The chaotic overabundance of ads in New York City’s Times Square represents an outdated, ineffective form of advertising. It has become the center of the interruption advertising universe.
Times Square belongs in a museum for this reason alone — even though this form of advertising is still widely embraced. Interruption advertising has marketers pushing out their messages in hopes of capturing consumers’ attention. It’s become so pervasive that consumers are interrupted by an ad more than 5,000 times every day. At best, they’ve become immune to this form of marketing. At worst, they’ve become hostile to it. Either way, they’re extremely adept at blocking it out.
Today’s consumers live in an era of connectivity and choice. People are becoming more connected with each other and their overall ecosystem, giving them greater control over what content they consume. To reach consumers in this new era, brands must become familiar with the following trends.
Most U.S. consumers rely on a smartphone to communicate with each other and navigate daily life. Thanks to the ubiquity and power of smartphones, people will develop a new schema for consuming video content.

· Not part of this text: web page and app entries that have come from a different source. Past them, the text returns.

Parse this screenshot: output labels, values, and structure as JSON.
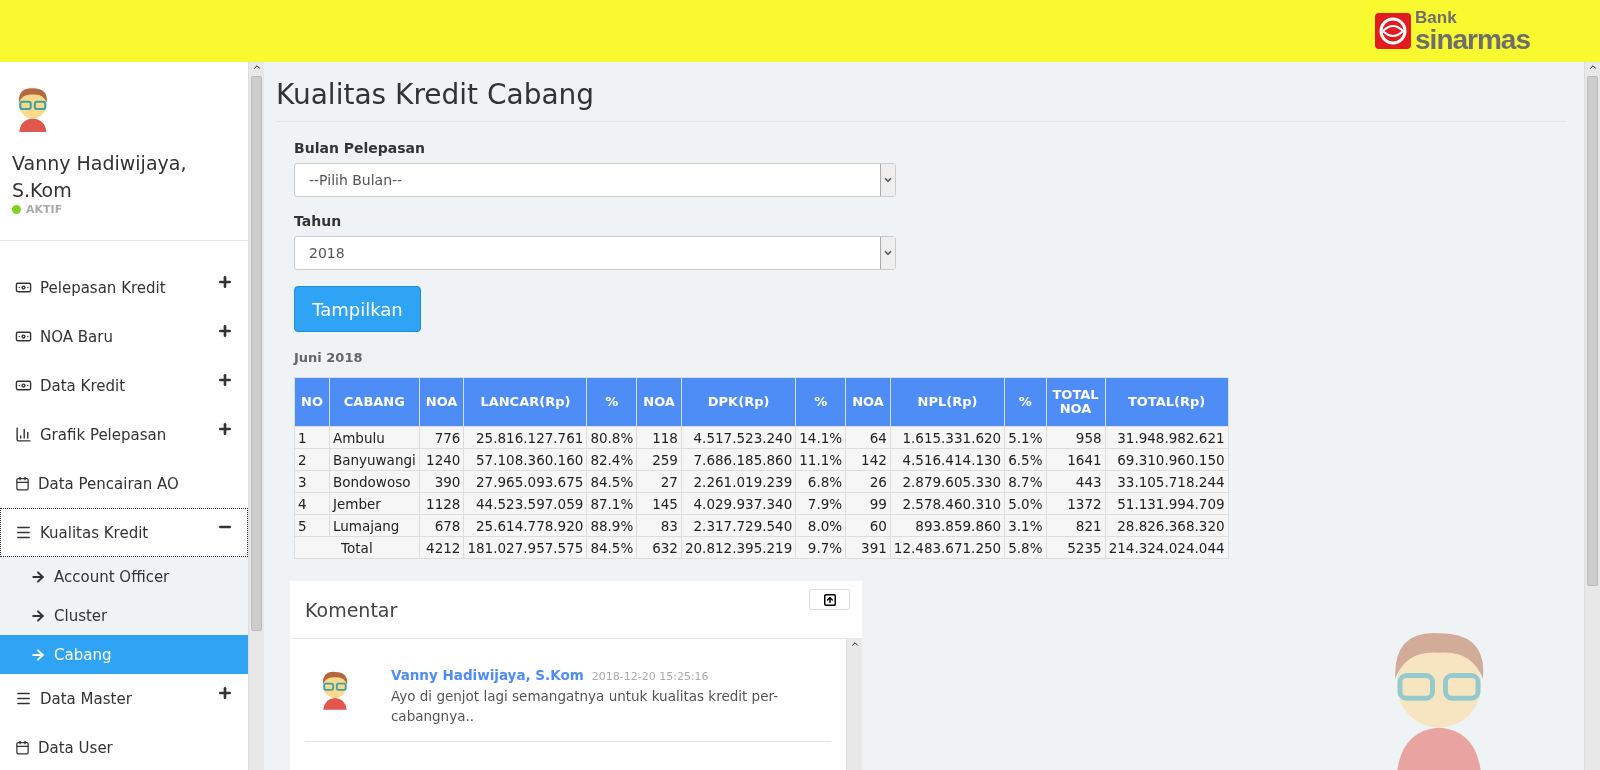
{
  "header": {
    "logo_top": "Bank",
    "logo_bottom": "sinarmas"
  },
  "user": {
    "name": "Vanny Hadiwijaya, S.Kom",
    "status": "AKTIF",
    "online": true
  },
  "sidebar": {
    "items": [
      {
        "label": "Pelepasan Kredit",
        "kind": "group",
        "expanded": false,
        "focused": false
      },
      {
        "label": "NOA Baru",
        "kind": "group",
        "expanded": false,
        "focused": false
      },
      {
        "label": "Data Kredit",
        "kind": "group",
        "expanded": false,
        "focused": false
      },
      {
        "label": "Grafik Pelepasan",
        "kind": "group",
        "expanded": false,
        "focused": false
      },
      {
        "label": "Data Pencairan AO",
        "kind": "link",
        "focused": false
      },
      {
        "label": "Kualitas Kredit",
        "kind": "group",
        "expanded": true,
        "focused": true,
        "children": [
          {
            "label": "Account Officer",
            "selected": false
          },
          {
            "label": "Cluster",
            "selected": false
          },
          {
            "label": "Cabang",
            "selected": true
          }
        ]
      },
      {
        "label": "Data Master",
        "kind": "group",
        "expanded": false,
        "focused": false
      },
      {
        "label": "Data User",
        "kind": "link",
        "focused": false
      }
    ]
  },
  "page_title": "Kualitas Kredit Cabang",
  "form": {
    "fields": [
      {
        "label": "Bulan Pelepasan",
        "value": "--Pilih Bulan--"
      },
      {
        "label": "Tahun",
        "value": "2018"
      }
    ],
    "button": "Tampilkan"
  },
  "period": "Juni  2018",
  "table": {
    "columns": [
      "NO",
      "CABANG",
      "NOA",
      "LANCAR(Rp)",
      "%",
      "NOA",
      "DPK(Rp)",
      "%",
      "NOA",
      "NPL(Rp)",
      "%",
      "TOTAL NOA",
      "TOTAL(Rp)"
    ],
    "rows": [
      [
        "1",
        "Ambulu",
        "776",
        "25.816.127.761",
        "80.8%",
        "118",
        "4.517.523.240",
        "14.1%",
        "64",
        "1.615.331.620",
        "5.1%",
        "958",
        "31.948.982.621"
      ],
      [
        "2",
        "Banyuwangi",
        "1240",
        "57.108.360.160",
        "82.4%",
        "259",
        "7.686.185.860",
        "11.1%",
        "142",
        "4.516.414.130",
        "6.5%",
        "1641",
        "69.310.960.150"
      ],
      [
        "3",
        "Bondowoso",
        "390",
        "27.965.093.675",
        "84.5%",
        "27",
        "2.261.019.239",
        "6.8%",
        "26",
        "2.879.605.330",
        "8.7%",
        "443",
        "33.105.718.244"
      ],
      [
        "4",
        "Jember",
        "1128",
        "44.523.597.059",
        "87.1%",
        "145",
        "4.029.937.340",
        "7.9%",
        "99",
        "2.578.460.310",
        "5.0%",
        "1372",
        "51.131.994.709"
      ],
      [
        "5",
        "Lumajang",
        "678",
        "25.614.778.920",
        "88.9%",
        "83",
        "2.317.729.540",
        "8.0%",
        "60",
        "893.859.860",
        "3.1%",
        "821",
        "28.826.368.320"
      ]
    ],
    "total": [
      "Total",
      "4212",
      "181.027.957.575",
      "84.5%",
      "632",
      "20.812.395.219",
      "9.7%",
      "391",
      "12.483.671.250",
      "5.8%",
      "5235",
      "214.324.024.044"
    ]
  },
  "comments": {
    "title": "Komentar",
    "items": [
      {
        "author": "Vanny Hadiwijaya, S.Kom",
        "time": "2018-12-20 15:25:16",
        "text": "Ayo di genjot lagi semangatnya untuk kualitas kredit per-cabangnya.."
      }
    ]
  }
}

According to comScore, 176 million people in the U.S. have smartphones (for approximately 73-percent mobile market penetration). And just one smartphone possesses more computing power than NASA had when it put a man on the moon.
And just one smartphone possesses more computing power than NASA had when it put a man on the moon.
The smartphone serves as the consumer’s remote control — allowing him to switch between pieces of content; televisions are becoming projectors that display the content; broadband providers are becoming the connection consumers use to get their content.
Smartphones will also shape the three main ways consumers find content.
- A small handful of apps they regularly use
- On-Demand searches for specific information
- Curators serving up content based on their specific interests and online activities
*RELATED: Smartphones have become so prolific, it’s essential that marketers develop a mobile strategy sooner rather than later.
Internet of Things & the Phydigital Existence
Although smartphones are the main device helping people get through life, they won’t be the only ones. Thanks to the Internet of Things (IoT), consumers will be able to connect and customize more of the objects they interact with on a daily basis.
In time, these connected things will customize themselves based on data collected about the owner’s behavior. The data accumulated by devices connected to the IoT will form each person’s digital identity. To get an idea of the scope of information collected, here is a sample of what will form a consumer’s digital identity.
- TV shows watched
- Articles read
- Places traveled
- Information shared on social networks
- Products purchased (online and offline)
True to its portmanteau name, phydigital existence represents consumers’ physical and digital worlds merging, and the massive amounts of information amassed as a result. Much of this data will be available to advertisers, leading to benefits for marketers and consumers.
Data Management Platforms Store Advertising DNA
Data gathered by smartphones and devices connected to the IoT will allow advertisers to target people, not vague demographics, which will boost the effectiveness of their marketing dollars. Each consumer will have her own unique ID. That ID and associated information will be stored in a data management platform (DMP).
Marketers will be able to access this data when purchasing media or anytime they communicate with the consumers they can identify across any of their marketing touch points, including website, call center or in-store point of sale. In the meantime, large corporations such as Procter & Gamble, Kellogg’s and Netflix already realize the importance of DMPs and have either built or acquired their own platforms.
*RELATED: Marketers and their agencies are starting to use data-driven programmatic buying to purchase TV, print and content discovery.
Consumer IDs and associated data stored in DMPs will help brands serve more relevant ads to their audiences. Of course, this increased relevance will be a win-win for marketers and consumers.
To be relevant, brands’ messages must be different from traditional advertisements. Instead of interruptive noise, these messages should present useful, engaging information via content marketing or native advertising. After determining what sort of content to produce, including short how-to guides, long-form personal stories amongst other stories, brands must determine the best format for these stories, like a video or article for example. This requires them to discover how consumers wish to consume that type of content in the first place.
Some people may balk at the idea of so much of their personal data being collected and used by advertisers. It’s true that consumers are exchanging some control over their data for more relevant, useful ads. However, thanks to social media, consumers have the power to publicly call out and punish brands that misuse their information. The massive backlash over the Target data breach is just one example of this.
Golden Age of Consumer Control
Consumers are gaining more control over the ads that reach them. Thanks to smartphones and other technology, they will soon be able to “choose the world that knows me” and customize their life experience. In response, brands need to produce either useful or entertaining ads their audiences want to see. Otherwise, marketers could be penalized or voted down. For example, Facebook made an algorithm change in early 2015 that penalizes brands for overly promotional posts.
Thanks to smartphones and other technology, [consumers] will soon be able to ‘choose the world that knows me’ and customize their life experience.
This unprecedented level of control means consumers will increasingly view advertising as a product. Ads will have to meet quality standards if they’re to get past consumers’ defenses. Otherwise, they’ll become expensive, overlooked background noise — just like the ads on Times Square.